It is here, of course, that the amateur so often fails. He is in such a hurry to reach the “nice” work at the end, when the piece will be assembled and only awaits finishing, that he goes through the preliminary stages at best grudgingly, and it is in these stages that his troubles begin.
— Charles H. Hayward, The Woodworker, March 1955 issue (photos courtesy of Jeff Burks)
Woodworker, photographer and writer Andrew Sleigh kicked of his second series of podcasts on making last weekend for Resonance FM, a London radio station. The episodes are available for a free listen through the program’s website lookingsideways.net. You can subscribe to the podcast or simply listen to select episodes.
In the first episode, Sleigh interviews Deb Chachra, an associate professor of materials science at the Olin College of Engineering. It’s an interesting talk with someone who studies, teaches and classifies makers. (Be sure to read her thoughtful article in The Atlantic before listening; it will add an extra dimension to the conversation between Sleigh and Chachra.)
Sleigh has interviewed a list of interesting people for this second season of his podcast (he hasn’t posted the list, so I’ll let him do that). He also interviewed me about the Lost Art Press approach to creating books for makers – why we look backwards in time for our information. And why I think making simple, well-made furniture is a radical act.
From what I know about the other guests on Looking Sideways, I suspect my interview will represent the oddball, somewhat anti-intellectual view. We’ll see!

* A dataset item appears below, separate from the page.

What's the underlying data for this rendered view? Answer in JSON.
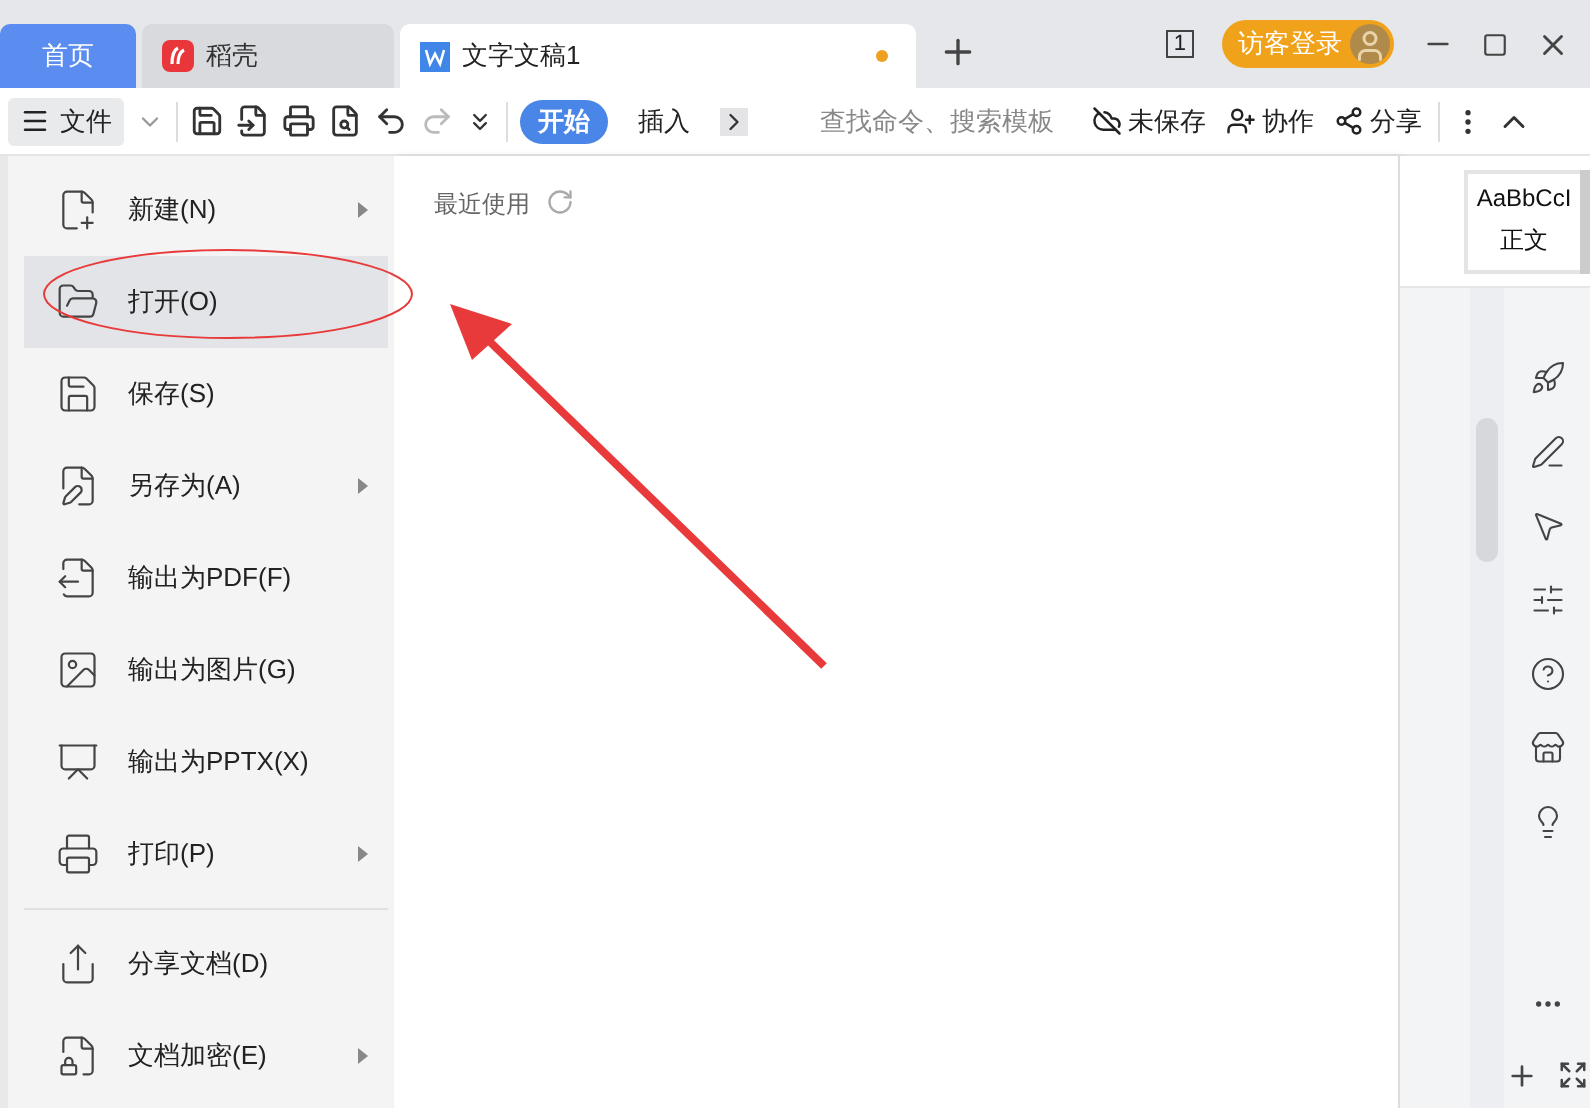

So if you need something to listen to on your commute to wage-slavery, Looking Sideways will make you think.